One last note: McMahon and ‘Refrigerator’ Perry accounted for three rushing scores in the Bears’ 46-10 rout at the Superdome … but Payton never found the end zone. 


Redskins tailback Timmy Smith holds the Super Bowl single-game record for rushing yards, rumbling for 204 yards (and two TDs) against Denver in January 1988 (SB XXI).

It’s a staggering stat, considering the unheralded rookie rushed for only 602 yards in three NFL seasons (1987-88, 1990).

In case you’re wondering, Redskins QB Doug Williams took home Super Bowl MVP honors, after tossing five TDs in a single quarter against the Broncos.


One could easily make the case for Hall of Famer Jerry Rice (1,549 catches, 22,895 yards, 197 TDs) being the greatest player in NFL history, even though it’s a subjective rationale.

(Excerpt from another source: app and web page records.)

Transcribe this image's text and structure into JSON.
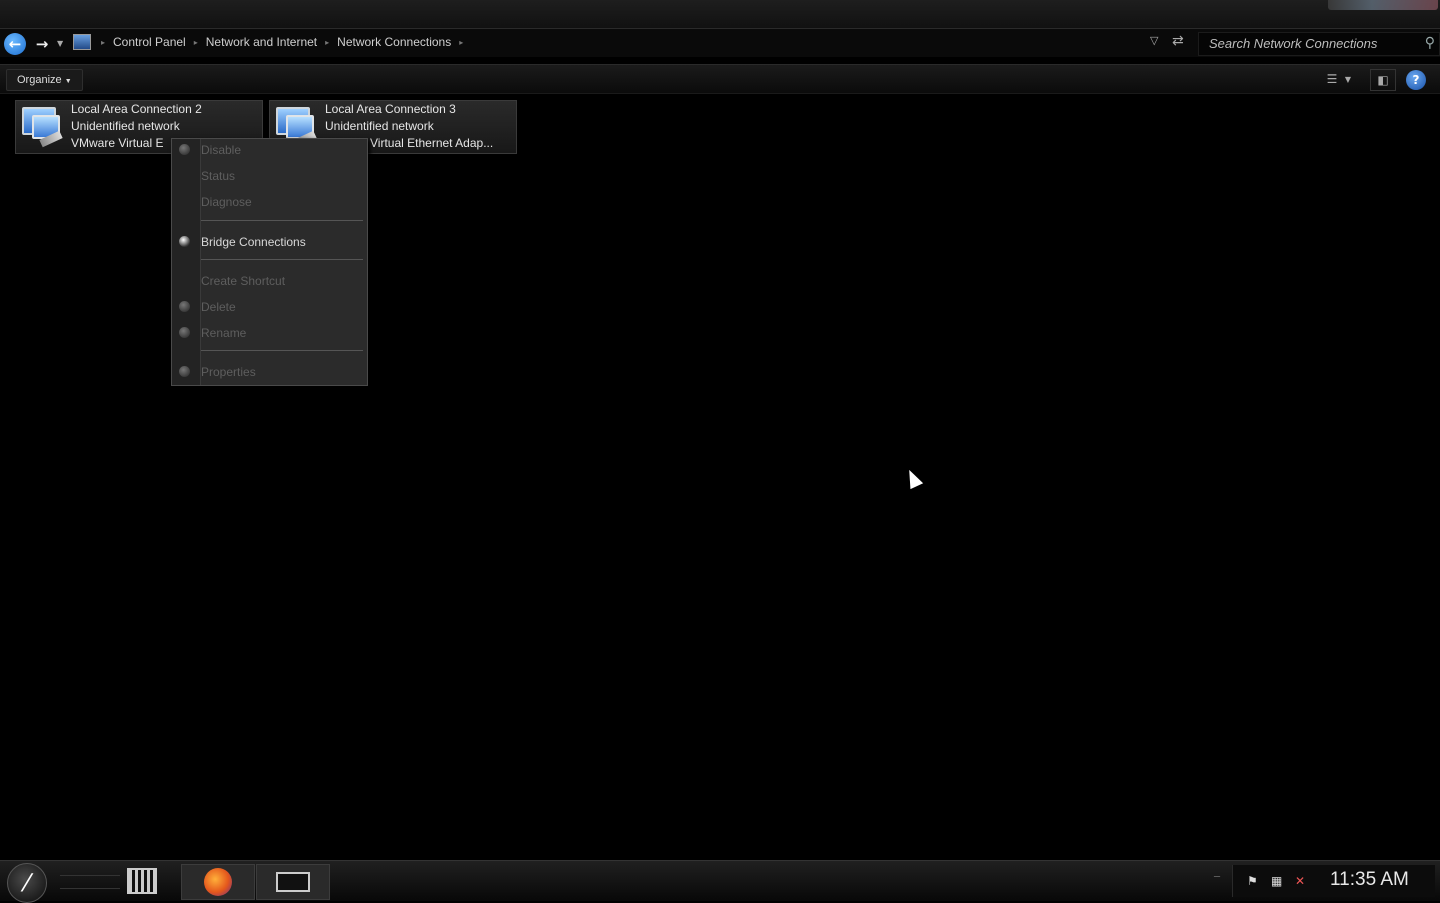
{
  "address_bar": {
    "breadcrumbs": [
      "Control Panel",
      "Network and Internet",
      "Network Connections"
    ],
    "search_placeholder": "Search Network Connections"
  },
  "toolbar": {
    "organize_label": "Organize"
  },
  "connections": [
    {
      "name": "Local Area Connection 2",
      "status": "Unidentified network",
      "adapter": "VMware Virtual E"
    },
    {
      "name": "Local Area Connection 3",
      "status": "Unidentified network",
      "adapter": "e Virtual Ethernet Adap..."
    }
  ],
  "context_menu": {
    "items": [
      {
        "label": "Disable",
        "enabled": false
      },
      {
        "label": "Status",
        "enabled": false
      },
      {
        "label": "Diagnose",
        "enabled": false
      },
      {
        "label": "Bridge Connections",
        "enabled": true
      },
      {
        "label": "Create Shortcut",
        "enabled": false
      },
      {
        "label": "Delete",
        "enabled": false
      },
      {
        "label": "Rename",
        "enabled": false
      },
      {
        "label": "Properties",
        "enabled": false
      }
    ]
  },
  "taskbar": {
    "apps": [
      "film-icon",
      "firefox-icon",
      "network-adapter-icon"
    ],
    "tray_icons": [
      "flag-icon",
      "network-icon",
      "volume-muted-icon"
    ],
    "clock": "11:35 AM"
  }
}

However, here’s something that cannot be disputed, at least right now:

Among non-quarterbacks, Rice holds the Super Bowl record for the most yards from scrimmage — 220 against the Bengals in SB XXIII.

And last but not least …


The largest halftime deficit for a Super Bowl champion stands at 18 points (the 2016 Patriots trailed the Falcons, 21-3). 

The largest halftime deficit for any Super Bowl team .. belongs to the 1987 Broncos, who trailed by 25 points at the break (SB XXII).